START Records for the task

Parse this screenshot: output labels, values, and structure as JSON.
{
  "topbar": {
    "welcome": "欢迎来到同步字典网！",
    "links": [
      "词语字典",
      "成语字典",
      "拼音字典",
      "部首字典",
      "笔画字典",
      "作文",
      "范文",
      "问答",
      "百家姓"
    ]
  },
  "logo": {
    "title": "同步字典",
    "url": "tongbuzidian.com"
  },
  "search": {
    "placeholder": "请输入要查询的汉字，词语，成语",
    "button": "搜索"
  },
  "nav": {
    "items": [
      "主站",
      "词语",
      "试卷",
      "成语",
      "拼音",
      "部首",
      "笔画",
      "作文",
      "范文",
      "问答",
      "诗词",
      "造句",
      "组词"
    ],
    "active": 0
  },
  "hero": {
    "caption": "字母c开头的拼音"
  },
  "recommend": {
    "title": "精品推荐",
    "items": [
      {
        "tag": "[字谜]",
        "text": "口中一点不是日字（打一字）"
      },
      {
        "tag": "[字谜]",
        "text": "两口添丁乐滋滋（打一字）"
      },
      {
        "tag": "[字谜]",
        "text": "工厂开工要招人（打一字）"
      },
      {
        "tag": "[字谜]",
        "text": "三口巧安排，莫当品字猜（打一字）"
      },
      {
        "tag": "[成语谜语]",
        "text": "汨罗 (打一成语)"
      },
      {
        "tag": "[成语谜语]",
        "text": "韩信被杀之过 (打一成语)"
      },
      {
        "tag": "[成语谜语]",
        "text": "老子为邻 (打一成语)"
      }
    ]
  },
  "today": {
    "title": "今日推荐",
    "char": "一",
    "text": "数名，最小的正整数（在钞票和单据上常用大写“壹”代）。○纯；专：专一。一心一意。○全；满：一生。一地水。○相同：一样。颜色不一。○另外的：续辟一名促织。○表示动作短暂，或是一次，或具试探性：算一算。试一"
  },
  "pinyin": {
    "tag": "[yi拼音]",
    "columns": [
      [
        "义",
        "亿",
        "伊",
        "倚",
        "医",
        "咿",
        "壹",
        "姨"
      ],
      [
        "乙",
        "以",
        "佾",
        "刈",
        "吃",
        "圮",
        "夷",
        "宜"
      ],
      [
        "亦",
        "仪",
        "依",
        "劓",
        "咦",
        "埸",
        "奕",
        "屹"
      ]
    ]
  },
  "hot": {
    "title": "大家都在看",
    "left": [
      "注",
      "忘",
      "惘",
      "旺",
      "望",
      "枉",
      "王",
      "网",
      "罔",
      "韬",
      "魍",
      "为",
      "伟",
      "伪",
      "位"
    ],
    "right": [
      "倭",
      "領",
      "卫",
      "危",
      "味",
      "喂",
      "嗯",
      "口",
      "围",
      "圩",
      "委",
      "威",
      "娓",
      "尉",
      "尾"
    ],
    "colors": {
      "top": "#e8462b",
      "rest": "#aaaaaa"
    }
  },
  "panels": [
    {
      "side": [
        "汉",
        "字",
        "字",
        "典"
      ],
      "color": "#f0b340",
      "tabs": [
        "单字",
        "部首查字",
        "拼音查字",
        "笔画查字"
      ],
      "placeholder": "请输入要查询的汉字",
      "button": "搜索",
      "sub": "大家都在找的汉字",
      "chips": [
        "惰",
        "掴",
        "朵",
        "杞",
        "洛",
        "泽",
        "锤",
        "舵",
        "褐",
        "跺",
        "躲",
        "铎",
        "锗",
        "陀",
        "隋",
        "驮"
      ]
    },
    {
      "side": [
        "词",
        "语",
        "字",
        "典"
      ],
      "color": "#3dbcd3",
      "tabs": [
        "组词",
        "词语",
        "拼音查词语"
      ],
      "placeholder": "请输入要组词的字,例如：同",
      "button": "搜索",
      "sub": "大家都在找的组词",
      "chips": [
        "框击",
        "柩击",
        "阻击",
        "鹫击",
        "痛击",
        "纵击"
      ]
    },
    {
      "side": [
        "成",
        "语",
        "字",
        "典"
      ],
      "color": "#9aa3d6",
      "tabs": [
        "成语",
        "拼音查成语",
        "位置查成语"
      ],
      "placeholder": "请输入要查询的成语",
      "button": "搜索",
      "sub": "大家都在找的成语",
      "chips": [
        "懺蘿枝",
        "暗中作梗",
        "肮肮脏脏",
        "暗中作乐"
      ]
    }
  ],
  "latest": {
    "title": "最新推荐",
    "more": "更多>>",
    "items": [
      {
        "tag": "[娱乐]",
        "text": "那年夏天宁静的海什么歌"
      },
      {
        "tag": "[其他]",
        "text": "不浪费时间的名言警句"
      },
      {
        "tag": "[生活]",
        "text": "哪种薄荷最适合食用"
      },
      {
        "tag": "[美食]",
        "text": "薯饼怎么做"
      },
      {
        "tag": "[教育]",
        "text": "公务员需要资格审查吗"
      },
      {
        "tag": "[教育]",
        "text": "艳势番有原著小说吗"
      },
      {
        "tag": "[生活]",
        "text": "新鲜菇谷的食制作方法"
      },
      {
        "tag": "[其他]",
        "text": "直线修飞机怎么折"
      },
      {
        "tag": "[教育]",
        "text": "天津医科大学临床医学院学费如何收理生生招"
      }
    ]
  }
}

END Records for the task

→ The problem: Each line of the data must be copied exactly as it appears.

→ Answer box:
Parse this screenshot: output labels, values, and structure as JSON.
{
  "topbar": {
    "welcome": "欢迎来到同步字典网！",
    "links": [
      "词语字典",
      "成语字典",
      "拼音字典",
      "部首字典",
      "笔画字典",
      "作文",
      "范文",
      "问答",
      "百家姓"
    ]
  },
  "logo": {
    "title": "同步字典",
    "url": "tongbuzidian.com"
  },
  "search": {
    "placeholder": "请输入要查询的汉字，词语，成语",
    "button": "搜索"
  },
  "nav": {
    "items": [
      "主站",
      "词语",
      "试卷",
      "成语",
      "拼音",
      "部首",
      "笔画",
      "作文",
      "范文",
      "问答",
      "诗词",
      "造句",
      "组词"
    ],
    "active": 0
  },
  "hero": {
    "caption": "字母c开头的拼音"
  },
  "recommend": {
    "title": "精品推荐",
    "items": [
      {
        "tag": "[字谜]",
        "text": "口中一点不是日字（打一字）"
      },
      {
        "tag": "[字谜]",
        "text": "两口添丁乐滋滋（打一字）"
      },
      {
        "tag": "[字谜]",
        "text": "工厂开工要招人（打一字）"
      },
      {
        "tag": "[字谜]",
        "text": "三口巧安排，莫当品字猜（打一字）"
      },
      {
        "tag": "[成语谜语]",
        "text": "汨罗 (打一成语)"
      },
      {
        "tag": "[成语谜语]",
        "text": "韩信被杀之过 (打一成语)"
      },
      {
        "tag": "[成语谜语]",
        "text": "老子为邻 (打一成语)"
      }
    ]
  },
  "today": {
    "title": "今日推荐",
    "char": "一",
    "text": "数名，最小的正整数（在钞票和单据上常用大写“壹”代）。○纯；专：专一。一心一意。○全；满：一生。一地水。○相同：一样。颜色不一。○另外的：续辟一名促织。○表示动作短暂，或是一次，或具试探性：算一算。试一"
  },
  "pinyin": {
    "tag": "[yi拼音]",
    "columns": [
      [
        "义",
        "亿",
        "伊",
        "倚",
        "医",
        "咿",
        "壹",
        "姨"
      ],
      [
        "乙",
        "以",
        "佾",
        "刈",
        "吃",
        "圮",
        "夷",
        "宜"
      ],
      [
        "亦",
        "仪",
        "依",
        "劓",
        "咦",
        "埸",
        "奕",
        "屹"
      ]
    ]
  },
  "hot": {
    "title": "大家都在看",
    "left": [
      "注",
      "忘",
      "惘",
      "旺",
      "望",
      "枉",
      "王",
      "网",
      "罔",
      "韬",
      "魍",
      "为",
      "伟",
      "伪",
      "位"
    ],
    "right": [
      "倭",
      "領",
      "卫",
      "危",
      "味",
      "喂",
      "嗯",
      "口",
      "围",
      "圩",
      "委",
      "威",
      "娓",
      "尉",
      "尾"
    ],
    "colors": {
      "top": "#e8462b",
      "rest": "#aaaaaa"
    }
  },
  "panels": [
    {
      "side": [
        "汉",
        "字",
        "字",
        "典"
      ],
      "color": "#f0b340",
      "tabs": [
        "单字",
        "部首查字",
        "拼音查字",
        "笔画查字"
      ],
      "placeholder": "请输入要查询的汉字",
      "button": "搜索",
      "sub": "大家都在找的汉字",
      "chips": [
        "惰",
        "掴",
        "朵",
        "杞",
        "洛",
        "泽",
        "锤",
        "舵",
        "褐",
        "跺",
        "躲",
        "铎",
        "锗",
        "陀",
        "隋",
        "驮"
      ]
    },
    {
      "side": [
        "词",
        "语",
        "字",
        "典"
      ],
      "color": "#3dbcd3",
      "tabs": [
        "组词",
        "词语",
        "拼音查词语"
      ],
      "placeholder": "请输入要组词的字,例如：同",
      "button": "搜索",
      "sub": "大家都在找的组词",
      "chips": [
        "框击",
        "柩击",
        "阻击",
        "鹫击",
        "痛击",
        "纵击"
      ]
    },
    {
      "side": [
        "成",
        "语",
        "字",
        "典"
      ],
      "color": "#9aa3d6",
      "tabs": [
        "成语",
        "拼音查成语",
        "位置查成语"
      ],
      "placeholder": "请输入要查询的成语",
      "button": "搜索",
      "sub": "大家都在找的成语",
      "chips": [
        "懺蘿枝",
        "暗中作梗",
        "肮肮脏脏",
        "暗中作乐"
      ]
    }
  ],
  "latest": {
    "title": "最新推荐",
    "more": "更多>>",
    "items": [
      {
        "tag": "[娱乐]",
        "text": "那年夏天宁静的海什么歌"
      },
      {
        "tag": "[其他]",
        "text": "不浪费时间的名言警句"
      },
      {
        "tag": "[生活]",
        "text": "哪种薄荷最适合食用"
      },
      {
        "tag": "[美食]",
        "text": "薯饼怎么做"
      },
      {
        "tag": "[教育]",
        "text": "公务员需要资格审查吗"
      },
      {
        "tag": "[教育]",
        "text": "艳势番有原著小说吗"
      },
      {
        "tag": "[生活]",
        "text": "新鲜菇谷的食制作方法"
      },
      {
        "tag": "[其他]",
        "text": "直线修飞机怎么折"
      },
      {
        "tag": "[教育]",
        "text": "天津医科大学临床医学院学费如何收理生生招"
      }
    ]
  }
}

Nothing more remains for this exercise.